(Records provided)

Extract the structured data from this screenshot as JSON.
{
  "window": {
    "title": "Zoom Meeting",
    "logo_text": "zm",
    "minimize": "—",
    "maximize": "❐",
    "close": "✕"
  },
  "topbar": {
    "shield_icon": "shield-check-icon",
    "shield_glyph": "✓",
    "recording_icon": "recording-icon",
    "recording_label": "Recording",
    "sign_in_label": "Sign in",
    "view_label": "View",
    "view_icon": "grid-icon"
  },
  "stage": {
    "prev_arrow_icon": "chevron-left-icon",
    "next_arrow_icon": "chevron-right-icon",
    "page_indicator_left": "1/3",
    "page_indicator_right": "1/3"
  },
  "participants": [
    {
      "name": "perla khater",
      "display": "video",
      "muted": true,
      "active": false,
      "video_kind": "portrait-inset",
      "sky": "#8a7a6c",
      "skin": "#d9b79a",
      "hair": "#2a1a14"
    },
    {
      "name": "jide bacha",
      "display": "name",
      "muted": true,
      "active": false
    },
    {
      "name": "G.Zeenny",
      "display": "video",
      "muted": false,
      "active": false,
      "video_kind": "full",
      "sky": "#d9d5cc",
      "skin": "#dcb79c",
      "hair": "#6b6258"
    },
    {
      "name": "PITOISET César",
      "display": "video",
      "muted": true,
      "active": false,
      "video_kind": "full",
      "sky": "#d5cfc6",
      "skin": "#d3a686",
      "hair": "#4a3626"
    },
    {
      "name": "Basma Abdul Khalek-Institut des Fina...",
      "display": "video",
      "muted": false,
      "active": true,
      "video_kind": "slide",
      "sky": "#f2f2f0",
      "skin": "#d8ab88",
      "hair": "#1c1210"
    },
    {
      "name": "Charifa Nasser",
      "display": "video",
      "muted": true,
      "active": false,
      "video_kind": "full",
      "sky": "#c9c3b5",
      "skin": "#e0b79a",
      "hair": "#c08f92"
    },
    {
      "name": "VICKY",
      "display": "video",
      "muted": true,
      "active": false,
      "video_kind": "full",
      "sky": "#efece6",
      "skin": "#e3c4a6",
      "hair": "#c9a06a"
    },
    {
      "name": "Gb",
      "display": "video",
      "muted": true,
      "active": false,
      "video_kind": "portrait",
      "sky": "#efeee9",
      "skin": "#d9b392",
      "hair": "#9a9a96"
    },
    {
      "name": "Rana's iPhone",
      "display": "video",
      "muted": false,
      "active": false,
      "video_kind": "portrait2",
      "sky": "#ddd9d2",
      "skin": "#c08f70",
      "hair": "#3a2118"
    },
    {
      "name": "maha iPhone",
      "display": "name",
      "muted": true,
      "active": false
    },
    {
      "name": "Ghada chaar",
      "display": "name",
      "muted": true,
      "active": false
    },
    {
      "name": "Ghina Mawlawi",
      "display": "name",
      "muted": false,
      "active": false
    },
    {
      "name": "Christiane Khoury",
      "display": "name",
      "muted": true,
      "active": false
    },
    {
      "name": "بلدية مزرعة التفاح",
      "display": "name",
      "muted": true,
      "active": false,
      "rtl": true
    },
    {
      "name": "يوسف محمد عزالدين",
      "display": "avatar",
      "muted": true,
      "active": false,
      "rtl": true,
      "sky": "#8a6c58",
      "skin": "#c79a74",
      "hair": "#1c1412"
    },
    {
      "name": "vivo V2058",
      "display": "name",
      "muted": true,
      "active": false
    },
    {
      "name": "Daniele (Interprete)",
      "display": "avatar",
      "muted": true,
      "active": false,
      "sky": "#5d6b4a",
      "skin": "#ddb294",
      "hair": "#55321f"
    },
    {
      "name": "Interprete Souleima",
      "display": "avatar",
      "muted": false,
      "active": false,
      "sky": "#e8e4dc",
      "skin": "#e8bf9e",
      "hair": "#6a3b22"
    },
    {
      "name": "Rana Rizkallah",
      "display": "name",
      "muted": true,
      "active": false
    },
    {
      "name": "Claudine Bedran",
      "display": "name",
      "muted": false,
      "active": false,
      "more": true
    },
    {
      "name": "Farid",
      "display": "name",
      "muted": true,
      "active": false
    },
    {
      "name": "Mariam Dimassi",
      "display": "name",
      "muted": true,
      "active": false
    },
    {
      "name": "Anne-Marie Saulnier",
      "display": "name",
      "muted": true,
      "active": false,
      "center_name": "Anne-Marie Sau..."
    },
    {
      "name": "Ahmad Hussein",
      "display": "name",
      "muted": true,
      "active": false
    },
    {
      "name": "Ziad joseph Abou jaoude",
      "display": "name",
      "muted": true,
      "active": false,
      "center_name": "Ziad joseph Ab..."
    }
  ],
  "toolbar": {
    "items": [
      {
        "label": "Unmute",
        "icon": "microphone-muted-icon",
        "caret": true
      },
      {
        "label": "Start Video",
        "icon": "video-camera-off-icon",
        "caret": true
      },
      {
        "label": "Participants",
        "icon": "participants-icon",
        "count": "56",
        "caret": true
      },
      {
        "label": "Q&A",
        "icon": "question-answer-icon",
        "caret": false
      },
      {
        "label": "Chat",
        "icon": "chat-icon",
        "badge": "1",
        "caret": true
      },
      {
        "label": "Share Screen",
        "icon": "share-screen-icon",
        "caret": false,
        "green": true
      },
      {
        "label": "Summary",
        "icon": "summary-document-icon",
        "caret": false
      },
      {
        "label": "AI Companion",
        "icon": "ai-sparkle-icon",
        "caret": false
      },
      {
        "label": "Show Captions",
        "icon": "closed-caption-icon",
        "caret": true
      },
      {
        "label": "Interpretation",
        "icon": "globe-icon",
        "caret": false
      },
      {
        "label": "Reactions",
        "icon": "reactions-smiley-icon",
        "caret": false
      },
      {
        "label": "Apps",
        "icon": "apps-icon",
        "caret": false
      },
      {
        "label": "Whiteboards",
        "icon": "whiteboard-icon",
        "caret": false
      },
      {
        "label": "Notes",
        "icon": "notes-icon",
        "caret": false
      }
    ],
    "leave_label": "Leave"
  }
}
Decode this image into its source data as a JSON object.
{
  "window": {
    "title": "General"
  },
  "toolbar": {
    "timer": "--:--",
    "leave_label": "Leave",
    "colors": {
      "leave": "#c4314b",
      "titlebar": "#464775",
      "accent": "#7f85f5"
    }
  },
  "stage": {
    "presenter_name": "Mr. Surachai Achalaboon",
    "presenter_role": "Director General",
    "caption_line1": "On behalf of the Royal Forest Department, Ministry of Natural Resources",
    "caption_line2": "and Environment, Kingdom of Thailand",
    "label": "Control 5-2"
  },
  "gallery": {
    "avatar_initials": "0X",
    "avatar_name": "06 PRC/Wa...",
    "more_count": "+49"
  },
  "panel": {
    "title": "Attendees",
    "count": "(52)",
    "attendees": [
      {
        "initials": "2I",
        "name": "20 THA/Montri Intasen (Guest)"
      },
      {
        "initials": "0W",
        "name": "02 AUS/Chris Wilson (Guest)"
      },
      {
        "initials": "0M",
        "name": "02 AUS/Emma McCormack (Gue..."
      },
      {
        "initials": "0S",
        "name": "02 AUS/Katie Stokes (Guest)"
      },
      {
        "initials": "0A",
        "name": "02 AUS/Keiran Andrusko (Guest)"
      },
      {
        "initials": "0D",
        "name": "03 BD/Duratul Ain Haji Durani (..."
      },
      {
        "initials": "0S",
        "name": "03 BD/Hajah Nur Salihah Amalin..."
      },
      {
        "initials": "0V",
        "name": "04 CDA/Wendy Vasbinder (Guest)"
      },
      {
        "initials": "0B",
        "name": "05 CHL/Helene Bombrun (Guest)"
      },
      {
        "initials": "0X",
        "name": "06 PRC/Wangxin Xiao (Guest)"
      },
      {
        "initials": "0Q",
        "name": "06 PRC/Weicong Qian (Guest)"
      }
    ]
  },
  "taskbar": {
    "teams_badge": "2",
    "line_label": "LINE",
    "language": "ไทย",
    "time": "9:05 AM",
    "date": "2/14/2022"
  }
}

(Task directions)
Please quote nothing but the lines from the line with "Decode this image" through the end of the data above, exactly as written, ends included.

(Result)
Decode this image into its source data as a JSON object.
{
  "window": {
    "title": "General"
  },
  "toolbar": {
    "timer": "--:--",
    "leave_label": "Leave",
    "colors": {
      "leave": "#c4314b",
      "titlebar": "#464775",
      "accent": "#7f85f5"
    }
  },
  "stage": {
    "presenter_name": "Mr. Surachai Achalaboon",
    "presenter_role": "Director General",
    "caption_line1": "On behalf of the Royal Forest Department, Ministry of Natural Resources",
    "caption_line2": "and Environment, Kingdom of Thailand",
    "label": "Control 5-2"
  },
  "gallery": {
    "avatar_initials": "0X",
    "avatar_name": "06 PRC/Wa...",
    "more_count": "+49"
  },
  "panel": {
    "title": "Attendees",
    "count": "(52)",
    "attendees": [
      {
        "initials": "2I",
        "name": "20 THA/Montri Intasen (Guest)"
      },
      {
        "initials": "0W",
        "name": "02 AUS/Chris Wilson (Guest)"
      },
      {
        "initials": "0M",
        "name": "02 AUS/Emma McCormack (Gue..."
      },
      {
        "initials": "0S",
        "name": "02 AUS/Katie Stokes (Guest)"
      },
      {
        "initials": "0A",
        "name": "02 AUS/Keiran Andrusko (Guest)"
      },
      {
        "initials": "0D",
        "name": "03 BD/Duratul Ain Haji Durani (..."
      },
      {
        "initials": "0S",
        "name": "03 BD/Hajah Nur Salihah Amalin..."
      },
      {
        "initials": "0V",
        "name": "04 CDA/Wendy Vasbinder (Guest)"
      },
      {
        "initials": "0B",
        "name": "05 CHL/Helene Bombrun (Guest)"
      },
      {
        "initials": "0X",
        "name": "06 PRC/Wangxin Xiao (Guest)"
      },
      {
        "initials": "0Q",
        "name": "06 PRC/Weicong Qian (Guest)"
      }
    ]
  },
  "taskbar": {
    "teams_badge": "2",
    "line_label": "LINE",
    "language": "ไทย",
    "time": "9:05 AM",
    "date": "2/14/2022"
  }
}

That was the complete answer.